You can often recognize a rice field because it will be covered in water. This isn’t because rice is particularly thirsty. Rice doesn’t need any more water than other crops, but it can withstand a lot more. Flooding is highly effective at keeping other weeds and plants from growing in and choking out the rice.
Flood irrigation is a specific subset of furrow irrigation in which a field or portions of it are covered in water. As mentioned above, heavier soils are often good for this technique as they retain water well.
A flooded rice field on an AcreTrader holding in Quitman County, Mississippi.
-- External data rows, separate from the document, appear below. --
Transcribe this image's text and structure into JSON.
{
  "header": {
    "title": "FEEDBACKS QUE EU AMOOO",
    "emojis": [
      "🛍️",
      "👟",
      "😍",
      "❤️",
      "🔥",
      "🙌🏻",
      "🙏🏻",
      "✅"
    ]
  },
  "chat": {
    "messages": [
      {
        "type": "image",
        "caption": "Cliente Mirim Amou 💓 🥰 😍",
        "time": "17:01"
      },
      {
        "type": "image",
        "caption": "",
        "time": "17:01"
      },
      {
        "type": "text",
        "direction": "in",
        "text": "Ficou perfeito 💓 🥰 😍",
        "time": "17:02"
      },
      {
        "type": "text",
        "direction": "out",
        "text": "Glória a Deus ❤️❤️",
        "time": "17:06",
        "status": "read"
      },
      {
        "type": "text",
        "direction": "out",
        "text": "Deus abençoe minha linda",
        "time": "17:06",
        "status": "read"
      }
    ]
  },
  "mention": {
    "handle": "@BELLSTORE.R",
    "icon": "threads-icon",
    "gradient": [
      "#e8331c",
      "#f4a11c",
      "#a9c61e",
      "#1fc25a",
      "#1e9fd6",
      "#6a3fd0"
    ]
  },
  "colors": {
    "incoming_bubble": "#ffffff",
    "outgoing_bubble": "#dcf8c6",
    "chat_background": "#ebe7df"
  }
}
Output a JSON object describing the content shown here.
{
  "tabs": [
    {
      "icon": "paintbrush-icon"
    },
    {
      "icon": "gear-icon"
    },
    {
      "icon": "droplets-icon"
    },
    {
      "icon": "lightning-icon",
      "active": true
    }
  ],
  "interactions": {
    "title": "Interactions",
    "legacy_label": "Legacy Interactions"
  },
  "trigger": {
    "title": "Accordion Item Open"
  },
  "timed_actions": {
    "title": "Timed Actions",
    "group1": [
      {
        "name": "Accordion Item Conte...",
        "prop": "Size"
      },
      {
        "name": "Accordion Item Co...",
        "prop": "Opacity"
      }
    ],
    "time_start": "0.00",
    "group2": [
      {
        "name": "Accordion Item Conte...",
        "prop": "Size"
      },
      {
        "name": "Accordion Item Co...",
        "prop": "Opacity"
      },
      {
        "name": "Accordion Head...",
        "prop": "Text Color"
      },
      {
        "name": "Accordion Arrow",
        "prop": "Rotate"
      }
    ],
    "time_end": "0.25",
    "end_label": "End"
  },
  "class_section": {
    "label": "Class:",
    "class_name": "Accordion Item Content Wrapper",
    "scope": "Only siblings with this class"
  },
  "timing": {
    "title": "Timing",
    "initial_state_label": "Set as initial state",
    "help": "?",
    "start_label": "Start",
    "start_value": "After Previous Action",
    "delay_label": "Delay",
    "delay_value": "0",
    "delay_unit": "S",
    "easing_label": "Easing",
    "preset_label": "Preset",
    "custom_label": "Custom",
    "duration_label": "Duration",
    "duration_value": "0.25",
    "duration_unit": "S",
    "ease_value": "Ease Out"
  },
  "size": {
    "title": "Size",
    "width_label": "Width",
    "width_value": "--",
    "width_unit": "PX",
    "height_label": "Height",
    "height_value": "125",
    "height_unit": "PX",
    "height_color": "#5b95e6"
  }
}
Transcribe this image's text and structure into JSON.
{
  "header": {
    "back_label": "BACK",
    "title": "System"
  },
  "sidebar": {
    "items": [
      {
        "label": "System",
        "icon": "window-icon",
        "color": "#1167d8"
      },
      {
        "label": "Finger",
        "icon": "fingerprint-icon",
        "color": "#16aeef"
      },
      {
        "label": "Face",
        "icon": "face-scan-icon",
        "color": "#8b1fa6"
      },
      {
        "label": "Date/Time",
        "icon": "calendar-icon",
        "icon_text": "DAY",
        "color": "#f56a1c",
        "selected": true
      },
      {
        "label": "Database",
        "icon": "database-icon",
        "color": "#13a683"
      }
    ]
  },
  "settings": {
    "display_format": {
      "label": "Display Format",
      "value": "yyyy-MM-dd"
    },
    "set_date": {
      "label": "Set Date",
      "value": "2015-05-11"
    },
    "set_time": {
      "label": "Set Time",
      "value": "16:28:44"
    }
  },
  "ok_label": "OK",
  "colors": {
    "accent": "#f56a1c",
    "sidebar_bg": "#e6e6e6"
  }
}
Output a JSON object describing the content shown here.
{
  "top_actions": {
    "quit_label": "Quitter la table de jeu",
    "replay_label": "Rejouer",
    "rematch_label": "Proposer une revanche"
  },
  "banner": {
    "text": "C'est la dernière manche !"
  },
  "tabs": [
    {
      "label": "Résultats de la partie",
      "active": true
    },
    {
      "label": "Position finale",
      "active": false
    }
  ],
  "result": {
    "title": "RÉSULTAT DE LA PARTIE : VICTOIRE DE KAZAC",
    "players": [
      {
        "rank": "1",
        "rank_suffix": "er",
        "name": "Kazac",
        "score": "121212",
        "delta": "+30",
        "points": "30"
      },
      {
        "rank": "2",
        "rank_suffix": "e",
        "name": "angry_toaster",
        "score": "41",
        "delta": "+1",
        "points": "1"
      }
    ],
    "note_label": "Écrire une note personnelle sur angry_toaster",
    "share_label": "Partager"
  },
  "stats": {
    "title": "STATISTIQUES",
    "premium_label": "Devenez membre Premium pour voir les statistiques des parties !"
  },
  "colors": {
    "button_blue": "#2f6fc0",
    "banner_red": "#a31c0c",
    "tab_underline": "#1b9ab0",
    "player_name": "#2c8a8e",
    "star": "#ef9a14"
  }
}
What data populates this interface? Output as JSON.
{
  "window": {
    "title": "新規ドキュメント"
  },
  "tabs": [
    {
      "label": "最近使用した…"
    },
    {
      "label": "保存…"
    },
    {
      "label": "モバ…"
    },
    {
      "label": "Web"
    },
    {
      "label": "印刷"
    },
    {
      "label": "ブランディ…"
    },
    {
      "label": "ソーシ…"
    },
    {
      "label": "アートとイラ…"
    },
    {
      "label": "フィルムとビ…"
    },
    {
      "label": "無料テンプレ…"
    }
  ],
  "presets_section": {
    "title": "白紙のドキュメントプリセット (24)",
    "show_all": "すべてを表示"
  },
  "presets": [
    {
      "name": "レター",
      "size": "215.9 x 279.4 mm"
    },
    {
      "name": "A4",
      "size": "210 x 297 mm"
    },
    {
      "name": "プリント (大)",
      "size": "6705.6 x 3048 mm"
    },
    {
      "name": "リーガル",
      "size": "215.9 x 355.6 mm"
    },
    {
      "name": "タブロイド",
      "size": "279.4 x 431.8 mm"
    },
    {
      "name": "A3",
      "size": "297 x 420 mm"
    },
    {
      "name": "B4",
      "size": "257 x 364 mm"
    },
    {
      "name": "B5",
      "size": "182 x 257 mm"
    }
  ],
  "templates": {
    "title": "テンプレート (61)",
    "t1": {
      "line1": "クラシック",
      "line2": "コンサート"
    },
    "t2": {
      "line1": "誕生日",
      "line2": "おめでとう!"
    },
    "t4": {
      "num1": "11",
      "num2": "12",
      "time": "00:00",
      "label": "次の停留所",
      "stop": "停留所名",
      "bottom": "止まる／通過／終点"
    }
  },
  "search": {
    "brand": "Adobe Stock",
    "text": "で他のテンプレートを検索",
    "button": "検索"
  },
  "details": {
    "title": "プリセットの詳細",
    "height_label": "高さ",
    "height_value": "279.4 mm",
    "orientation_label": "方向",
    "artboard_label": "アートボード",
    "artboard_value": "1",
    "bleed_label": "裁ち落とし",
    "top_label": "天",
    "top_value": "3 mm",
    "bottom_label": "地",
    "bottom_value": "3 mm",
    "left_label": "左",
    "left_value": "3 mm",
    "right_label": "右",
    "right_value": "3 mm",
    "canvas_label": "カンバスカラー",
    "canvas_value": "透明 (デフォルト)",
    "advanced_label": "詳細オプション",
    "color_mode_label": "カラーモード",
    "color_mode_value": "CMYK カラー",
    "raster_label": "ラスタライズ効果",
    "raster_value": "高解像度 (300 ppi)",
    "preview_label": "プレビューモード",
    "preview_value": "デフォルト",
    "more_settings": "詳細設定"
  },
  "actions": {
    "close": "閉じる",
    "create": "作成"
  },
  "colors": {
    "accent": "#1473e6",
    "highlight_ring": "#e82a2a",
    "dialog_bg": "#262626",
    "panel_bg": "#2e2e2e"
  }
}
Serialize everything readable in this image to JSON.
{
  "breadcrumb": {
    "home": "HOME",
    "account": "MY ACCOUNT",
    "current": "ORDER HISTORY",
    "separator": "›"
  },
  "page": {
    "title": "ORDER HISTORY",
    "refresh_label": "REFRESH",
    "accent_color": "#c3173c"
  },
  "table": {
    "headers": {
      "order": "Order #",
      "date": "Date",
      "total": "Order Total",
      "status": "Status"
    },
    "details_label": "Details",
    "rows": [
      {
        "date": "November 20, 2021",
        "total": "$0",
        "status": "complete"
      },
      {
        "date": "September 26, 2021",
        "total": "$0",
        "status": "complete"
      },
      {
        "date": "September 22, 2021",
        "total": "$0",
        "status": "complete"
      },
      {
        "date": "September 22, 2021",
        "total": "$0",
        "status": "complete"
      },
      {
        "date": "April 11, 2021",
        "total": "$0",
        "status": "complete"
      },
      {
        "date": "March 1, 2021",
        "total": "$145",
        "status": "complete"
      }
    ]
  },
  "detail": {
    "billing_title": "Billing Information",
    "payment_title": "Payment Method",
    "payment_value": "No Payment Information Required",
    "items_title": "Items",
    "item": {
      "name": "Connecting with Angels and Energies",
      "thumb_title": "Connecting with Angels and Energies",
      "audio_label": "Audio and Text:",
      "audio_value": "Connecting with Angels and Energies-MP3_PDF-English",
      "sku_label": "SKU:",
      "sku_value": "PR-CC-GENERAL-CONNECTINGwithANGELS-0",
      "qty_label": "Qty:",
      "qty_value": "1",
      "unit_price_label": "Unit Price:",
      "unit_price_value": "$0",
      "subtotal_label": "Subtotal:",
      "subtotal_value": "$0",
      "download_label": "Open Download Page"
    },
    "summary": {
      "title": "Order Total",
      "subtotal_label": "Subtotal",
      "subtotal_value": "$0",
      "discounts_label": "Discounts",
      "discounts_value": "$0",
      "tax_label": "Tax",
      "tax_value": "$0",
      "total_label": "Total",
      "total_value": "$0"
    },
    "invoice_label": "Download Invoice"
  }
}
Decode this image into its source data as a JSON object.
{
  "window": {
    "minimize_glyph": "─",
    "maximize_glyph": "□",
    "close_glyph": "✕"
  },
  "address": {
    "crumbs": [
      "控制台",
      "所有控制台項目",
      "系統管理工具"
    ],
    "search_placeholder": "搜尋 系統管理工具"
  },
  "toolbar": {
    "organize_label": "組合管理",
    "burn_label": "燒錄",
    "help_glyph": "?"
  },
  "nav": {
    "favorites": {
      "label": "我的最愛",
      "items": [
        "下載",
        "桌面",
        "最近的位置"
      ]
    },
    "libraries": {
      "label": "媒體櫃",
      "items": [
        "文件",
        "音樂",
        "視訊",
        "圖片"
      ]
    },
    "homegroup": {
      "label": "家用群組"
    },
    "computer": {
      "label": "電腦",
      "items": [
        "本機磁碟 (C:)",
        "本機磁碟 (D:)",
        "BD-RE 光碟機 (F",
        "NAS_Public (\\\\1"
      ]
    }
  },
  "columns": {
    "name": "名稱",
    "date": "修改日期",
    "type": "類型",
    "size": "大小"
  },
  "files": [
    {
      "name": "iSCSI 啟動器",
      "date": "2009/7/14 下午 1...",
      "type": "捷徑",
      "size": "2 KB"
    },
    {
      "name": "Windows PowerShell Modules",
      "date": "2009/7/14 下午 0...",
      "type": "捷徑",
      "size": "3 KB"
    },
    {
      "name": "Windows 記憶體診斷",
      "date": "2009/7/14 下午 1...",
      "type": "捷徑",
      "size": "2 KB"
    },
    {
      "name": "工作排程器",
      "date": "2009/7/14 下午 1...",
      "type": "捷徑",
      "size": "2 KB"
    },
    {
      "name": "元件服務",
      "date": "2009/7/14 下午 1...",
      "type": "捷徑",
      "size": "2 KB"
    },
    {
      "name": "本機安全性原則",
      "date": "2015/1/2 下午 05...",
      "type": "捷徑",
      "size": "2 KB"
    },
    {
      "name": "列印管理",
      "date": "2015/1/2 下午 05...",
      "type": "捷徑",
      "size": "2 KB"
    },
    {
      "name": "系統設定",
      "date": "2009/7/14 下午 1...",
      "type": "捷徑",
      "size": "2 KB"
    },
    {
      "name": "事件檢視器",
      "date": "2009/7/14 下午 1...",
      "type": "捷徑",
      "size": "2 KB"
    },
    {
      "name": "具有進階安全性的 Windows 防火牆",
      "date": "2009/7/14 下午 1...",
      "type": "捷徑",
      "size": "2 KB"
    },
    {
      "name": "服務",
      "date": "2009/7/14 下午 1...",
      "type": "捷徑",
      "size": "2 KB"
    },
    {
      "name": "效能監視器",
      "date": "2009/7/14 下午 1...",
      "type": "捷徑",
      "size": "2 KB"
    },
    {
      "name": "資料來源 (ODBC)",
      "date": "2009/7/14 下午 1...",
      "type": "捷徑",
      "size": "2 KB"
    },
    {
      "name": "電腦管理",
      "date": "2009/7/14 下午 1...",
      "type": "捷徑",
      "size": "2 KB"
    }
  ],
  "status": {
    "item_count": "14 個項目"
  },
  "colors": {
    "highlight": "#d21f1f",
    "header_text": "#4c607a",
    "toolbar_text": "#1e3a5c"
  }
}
Field leveling—dirt work to establish a consistent slope—isn’t an absolute necessity for flood irrigation, but it definitely helps. Fields may be leveled to a grade of zero and will have a levee around the perimeter. Fields leveled to a slight grade will have levees across the field, allowing water to spill down the slope into each consecutive enclosure.
Generally speaking, leveling work can serve to increase Delta land values.
Finally, it’s important to know that some land directly on the Mississippi River can be prone to flooding; we always check historical flooding information.
Duck Hunting in the Delta
The Mississippi Flyway is a migration corridor for more than 300 bird species, with the lower parts serving as a major winter habitat for mallards. That means duck hunting is a major attraction and source of revenue in the area—and another reason people want to own Delta land. Visit this interactive map to see where ducks are observed throughout the year.
Source: U.S. Fish & Wildlife Service
Depending on the features of agricultural land, it may be suitable for recreational leases, which can provide another source of income from land ownership.
Every farm is unique, especially in the Delta. It takes regional expertise and experience to operate the rich farmland of the lower Mississippi region; the same is true for transacting.
Thoroughly reviewed offerings sourced from the Delta are frequent appearances on the AcreTrader platform. Learn more about building a diversified portfolio of farmland investments.